Rise of the Magi is a pretty typical fantasy story, not unlike some others that have been done in the past. I could draw on comparisons from a few different stories, but that would possibly be unfair. Though it is not an entirely fresh concept, the story does well to stand up on it’s own. The world created and the characters that inhabit it have depth and personalities all their own, which makes the story carry with it it’s own sense of adventure. If you are a fan of fantasy, or stories that involve wizardry and magic then Rise of the Magi is definitely worth checking out to see what world Marc Silvestri has created and see what adventure it takes you on.

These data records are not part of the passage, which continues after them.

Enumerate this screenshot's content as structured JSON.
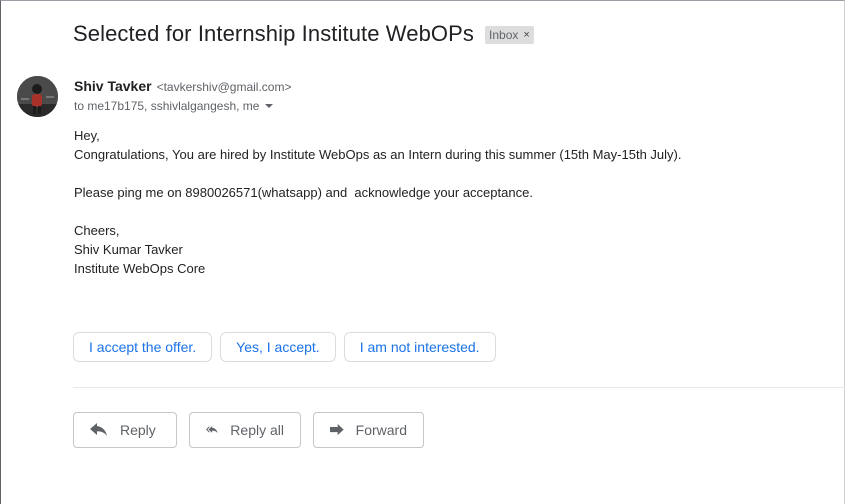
{
  "subject": "Selected for Internship Institute WebOPs",
  "label": {
    "text": "Inbox",
    "remove_glyph": "×"
  },
  "sender": {
    "name": "Shiv Tavker",
    "email": "<tavkershiv@gmail.com>",
    "to": "to me17b175, sshivlalgangesh, me",
    "avatar_icon": "user-avatar"
  },
  "body": {
    "greeting": "Hey,",
    "line1": "Congratulations, You are hired by Institute WebOps as an Intern during this summer (15th May-15th July).",
    "line2": "Please ping me on 8980026571(whatsapp) and  acknowledge your acceptance.",
    "signoff": "Cheers,",
    "signature_name": "Shiv Kumar Tavker",
    "signature_org": "Institute WebOps Core"
  },
  "smart_replies": [
    {
      "label": "I accept the offer."
    },
    {
      "label": "Yes, I accept."
    },
    {
      "label": "I am not interested."
    }
  ],
  "actions": {
    "reply": {
      "label": "Reply",
      "icon": "reply-icon"
    },
    "reply_all": {
      "label": "Reply all",
      "icon": "reply-all-icon"
    },
    "forward": {
      "label": "Forward",
      "icon": "forward-icon"
    }
  },
  "colors": {
    "link_blue": "#1a73e8",
    "text": "#202124",
    "muted": "#5f6368",
    "chip_bg": "#dddddd"
  }
}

The story revolves around a central character named Asa Stone. Asa lives in the world of Rune, with magic and adventure abound at every corner. In Rune everyone has a mystical ability that can make anything possible, but sadly for Asa his is limited to fixing flying carpets, so to him the prospects of adventure and wonder seem tantalizingly out of his reach. Longing to join his older brother in the Spellguard – the guardians of the condensed source of all magic called the orb – Asa decides to employ the use of a frog that can hold spells for future use, sneaks into the Crystal City and uncovers a disturbing plot. Someone is planning to steal the orb but in order to do so a spell of tremendous power has to be broken in order to even touch the orb without death. Stumbling into the right place at what would seem like the wrong time Asa is tasked with protecting something of great importance and put on the path to adventure he has always wanted, though it would seem he’s journey is taking him far from Rune and into what looks like the world you and I live in.
While I generally only think of Marc Silvestri as a talented artist, he definitely shows the ability to write an engaging story here, with well thought out characters and events to shape what is to come. The story is told in what would seem like novel format with a little prologue at the beginning then subsequent chapters one and two that follow, each setting up what happens from one chapter to the next. Writing in this style in comic form, having the chapters not being actual issues but inside a singular issue is not something I think I’ve ever encountered before. Having a blank page with simply Chapter and chapter title can either remove the reader from the action or story being told by interrupting the eye and mind, or it can keep the imagination going and the anticipation building to see where the next page will take you. For me though, it felt like an unnecessary break in the story, in that it removes you from the action briefly only to have it started up again on the next page, rendering the break useless in my opinion. While this takes nothing away from the story itself it just takes you out of the action as if you were to be interrupted during an action movie and press pause only to go back and not be as intently into it as if you hadn’t stopped in the first place.
The use of two artists in a story can be either unnoticeable with similar styles or in this case a rather noticeable switch from Sumeyye’s clean detail to Marc’s trademark gritty style. I thought that Sumeyye’s artwork was very well done and fit the story well and wonder the need for it to then be taken over by another artist. While I have always been a fan of Marc Silvestri’s art I couldn’t help but wonder if he rushed the panels he did or if the more sketchy look than his previous work was intended. The characters do not change much from artist to artist, merely presentation of style, both are well done and I have no gripes. I just think that rather than having this story broken up by the chapter break pages and then switching artists, it would have been better off using a singular artist. That said, there’s still a lot to like about this issue.
The writer of this piece was: Shane Hoffman (aka “Hoff”)
You can also find Hoff on Twitter.